Decorating evergreen trees had always been a part of the German winter solstice tradition. Maybe it’s worth mentioning that the first “Christmas tree” decorated and named after the Christian holiday appeared in Strasbourg, in Alsace, in the beginning of the 17th century. Only after 1750, Christmas trees began showing up in different parts of Germany. Later, around 1850s, the Christmas tree custom spread to nearly every home in just a few years.
Photo by Shannon Henriksen on Unsplash
France: ‘JOYEUX NOËL!’
In France, Christmas is called Noel, meaning “the good news” and refers to the gospel. In southern part of the country, some people burn a log in their homes from Christmas Eve until New Year’s Day. It is believed that, if farmers use part of the log, they will have a rich harvest next year.
Italy: ‘BUON NATALE!’
Italians call Christmas Il Natale, meaning “the birthday.” Usually people gather together with their families and celebrate Christmas with food and joy around the Christmas tree.

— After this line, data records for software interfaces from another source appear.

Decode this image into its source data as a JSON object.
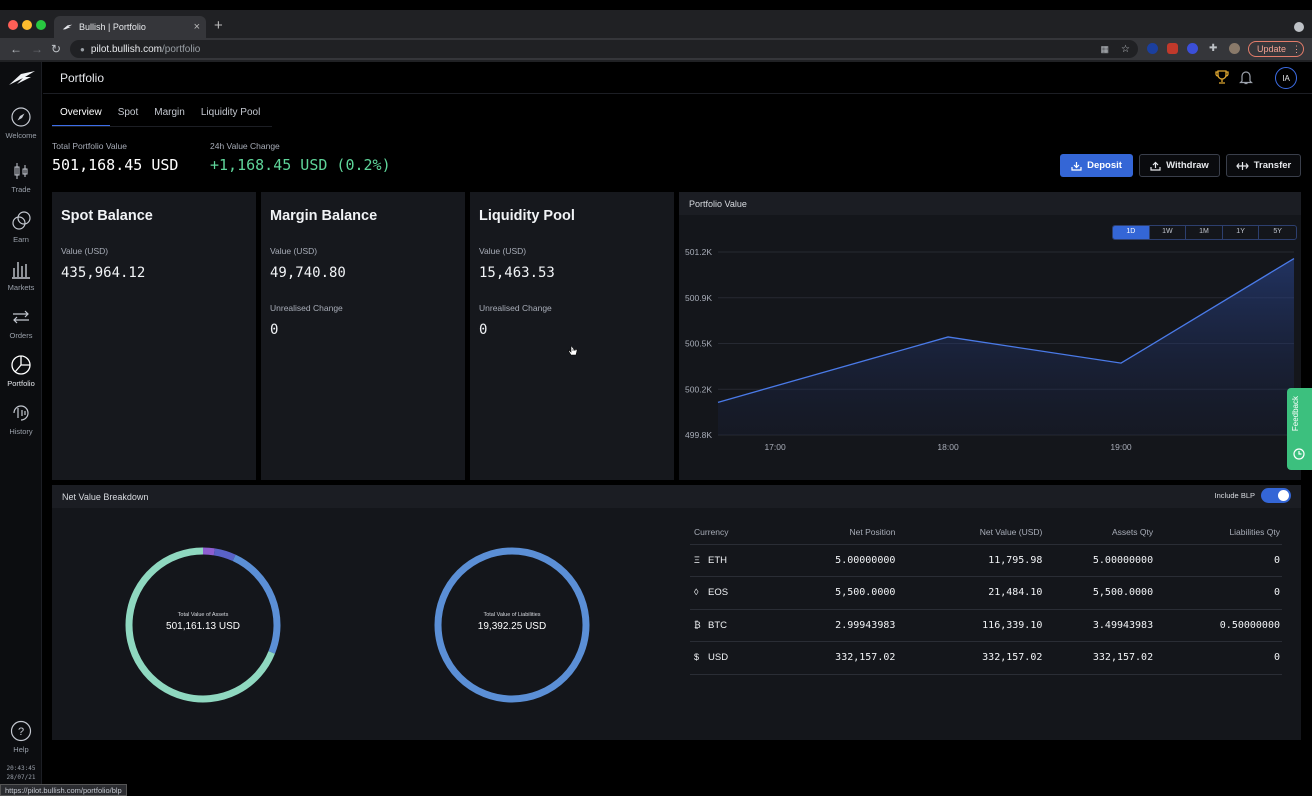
{
  "browser": {
    "tab_title": "Bullish | Portfolio",
    "tab_close": "×",
    "new_tab": "+",
    "url_host": "pilot.bullish.com",
    "url_path": "/portfolio",
    "update_label": "Update",
    "status_url": "https://pilot.bullish.com/portfolio/blp"
  },
  "sidebar": {
    "items": [
      {
        "label": "Welcome",
        "icon": "compass-icon"
      },
      {
        "label": "Trade",
        "icon": "candlestick-icon"
      },
      {
        "label": "Earn",
        "icon": "coins-icon"
      },
      {
        "label": "Markets",
        "icon": "bar-chart-icon"
      },
      {
        "label": "Orders",
        "icon": "arrows-icon"
      },
      {
        "label": "Portfolio",
        "icon": "pie-chart-icon"
      },
      {
        "label": "History",
        "icon": "history-icon"
      }
    ],
    "help_label": "Help",
    "clock_time": "20:43:45",
    "clock_date": "28/07/21"
  },
  "header": {
    "title": "Portfolio",
    "avatar_initials": "IA"
  },
  "tabs": [
    "Overview",
    "Spot",
    "Margin",
    "Liquidity Pool"
  ],
  "summary": {
    "total_label": "Total Portfolio Value",
    "total_value": "501,168.45 USD",
    "change_label": "24h Value Change",
    "change_value": "+1,168.45 USD (0.2%)"
  },
  "actions": {
    "deposit": "Deposit",
    "withdraw": "Withdraw",
    "transfer": "Transfer"
  },
  "cards": {
    "spot": {
      "title": "Spot Balance",
      "value_label": "Value (USD)",
      "value": "435,964.12"
    },
    "margin": {
      "title": "Margin Balance",
      "value_label": "Value (USD)",
      "value": "49,740.80",
      "change_label": "Unrealised Change",
      "change": "0"
    },
    "pool": {
      "title": "Liquidity Pool",
      "value_label": "Value (USD)",
      "value": "15,463.53",
      "change_label": "Unrealised Change",
      "change": "0"
    }
  },
  "portfolio_chart": {
    "title": "Portfolio Value",
    "ranges": [
      "1D",
      "1W",
      "1M",
      "1Y",
      "5Y"
    ],
    "active_range": "1D"
  },
  "chart_data": {
    "type": "area",
    "title": "Portfolio Value",
    "x": [
      "16:40",
      "18:00",
      "19:00",
      "20:00"
    ],
    "x_numeric_hours": [
      16.67,
      18.0,
      19.0,
      20.0
    ],
    "series": [
      {
        "values": [
          500.05,
          500.55,
          500.35,
          501.15
        ]
      }
    ],
    "x_ticks": [
      "17:00",
      "18:00",
      "19:00"
    ],
    "y_ticks": [
      "499.8K",
      "500.2K",
      "500.5K",
      "500.9K",
      "501.2K"
    ],
    "y_tick_values": [
      499.8,
      500.15,
      500.5,
      500.85,
      501.2
    ],
    "ylim": [
      499.8,
      501.2
    ],
    "xlim": [
      16.67,
      20.0
    ],
    "grid": true,
    "line_color": "#4a7ae8"
  },
  "breakdown": {
    "title": "Net Value Breakdown",
    "blp_label": "Include BLP",
    "assets_label": "Total Value of Assets",
    "assets_value": "501,161.13 USD",
    "liab_label": "Total Value of Liabilities",
    "liab_value": "19,392.25 USD",
    "assets_segments": [
      {
        "currency": "USD",
        "value": 332157.02,
        "color": "#8fd8c0"
      },
      {
        "currency": "BTC",
        "value": 116339.1,
        "color": "#5b8fd6"
      },
      {
        "currency": "EOS",
        "value": 21484.1,
        "color": "#5a62c8"
      },
      {
        "currency": "ETH",
        "value": 11795.98,
        "color": "#8d5ed0"
      }
    ],
    "liab_segments": [
      {
        "currency": "BTC",
        "value": 19392.25,
        "color": "#5b8fd6"
      }
    ],
    "columns": [
      "Currency",
      "Net Position",
      "Net Value (USD)",
      "Assets Qty",
      "Liabilities Qty"
    ],
    "rows": [
      {
        "icon": "Ξ",
        "currency": "ETH",
        "net_position": "5.00000000",
        "net_value": "11,795.98",
        "assets_qty": "5.00000000",
        "liab_qty": "0"
      },
      {
        "icon": "◊",
        "currency": "EOS",
        "net_position": "5,500.0000",
        "net_value": "21,484.10",
        "assets_qty": "5,500.0000",
        "liab_qty": "0"
      },
      {
        "icon": "₿",
        "currency": "BTC",
        "net_position": "2.99943983",
        "net_value": "116,339.10",
        "assets_qty": "3.49943983",
        "liab_qty": "0.50000000"
      },
      {
        "icon": "$",
        "currency": "USD",
        "net_position": "332,157.02",
        "net_value": "332,157.02",
        "assets_qty": "332,157.02",
        "liab_qty": "0"
      }
    ]
  },
  "feedback_label": "Feedback"
}
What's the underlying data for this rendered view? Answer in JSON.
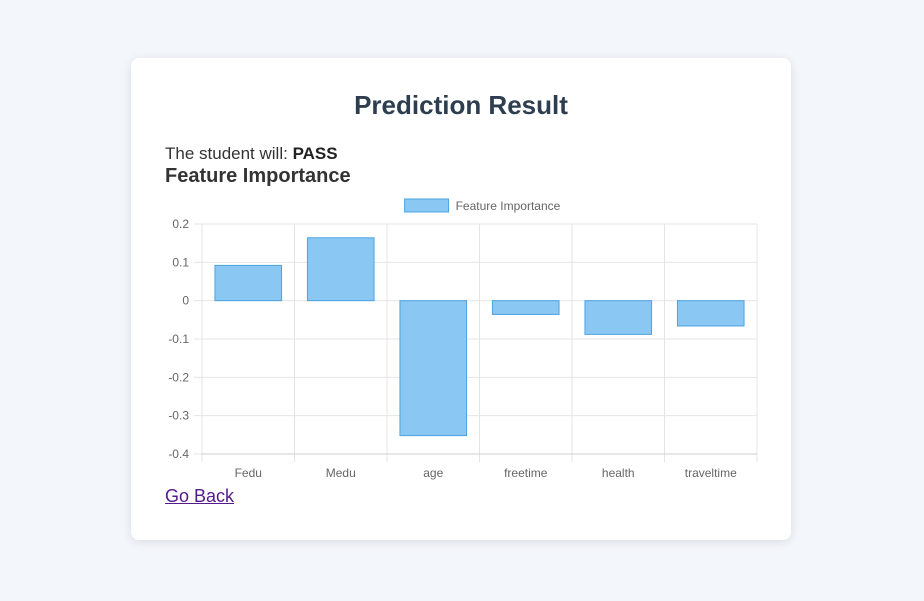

Photo by Arun Kuchibhotla on Unsplash
For those who live in the United States, maybe you already know that most Canadian Christmas traditions are very similar to those practiced here. Worth mentioning is the fact that far north of the country, the Eskimos celebrate a winter festival during which they dance and exchange gifts.
And if you are looking for some weird Christmas traditions around the world you should have a look here.
Merry Christmas, everyone!! 🙂
Sources: history.com, unsplash.com